After reading the entries below, report how many lines have the string "price" in them, giving the number alone.

■ Material provided ■
══════════════════════════════

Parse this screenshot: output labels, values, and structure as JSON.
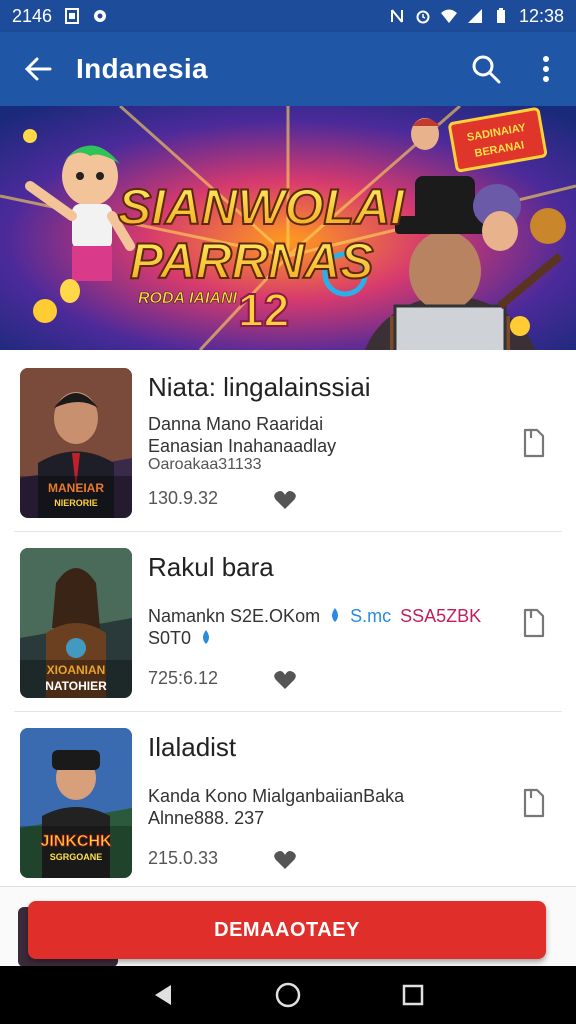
{
  "status": {
    "time_left": "2146",
    "time_right": "12:38",
    "icons": [
      "sim-icon",
      "settings-icon",
      "nfc-icon",
      "alarm-icon",
      "wifi-icon",
      "signal-icon",
      "battery-icon"
    ]
  },
  "app_bar": {
    "title": "Indanesia",
    "icons": [
      "back-arrow-icon",
      "search-icon",
      "more-vert-icon"
    ]
  },
  "banner": {
    "headline_line1": "SIANWOLAI",
    "headline_line2": "PARRNAS",
    "tagline": "RODA IAIANI",
    "number": "12",
    "badge_line1": "SADINAIAY",
    "badge_line2": "BERANAI"
  },
  "items": [
    {
      "title": "Niata: lingalainssiai",
      "line1": "Danna Mano Raaridai",
      "line2": "Eanasian Inahanaadlay",
      "line3": "Oaroakaa31133",
      "price": "130.9.32",
      "thumb_caption": "MANEIAR",
      "thumb_subcaption": "NIERORIE"
    },
    {
      "title": "Rakul bara",
      "line1": "Namankn S2E.OKom",
      "line1_mid": "S.mc",
      "line1_tail": "SSA5ZBK",
      "line2": "S0T0",
      "price": "725:6.12",
      "thumb_caption": "XIOANIAN",
      "thumb_subcaption": "NATOHIER"
    },
    {
      "title": "Ilaladist",
      "line1": "Kanda Kono MialganbaiianBaka",
      "line2": "Alnne888. 237",
      "price": "215.0.33",
      "thumb_caption": "JINKCHK",
      "thumb_subcaption": "SGRGOANE"
    }
  ],
  "cta": {
    "label": "DEMAAOTAEY"
  },
  "nav": {
    "icons": [
      "back-triangle-icon",
      "home-circle-icon",
      "recents-square-icon"
    ]
  },
  "colors": {
    "app_bar": "#1f56a6",
    "status_bar": "#1d4d9a",
    "cta": "#e02f2a",
    "nav": "#000000"
  }
}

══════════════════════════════

■ Solution for this exercise ■
3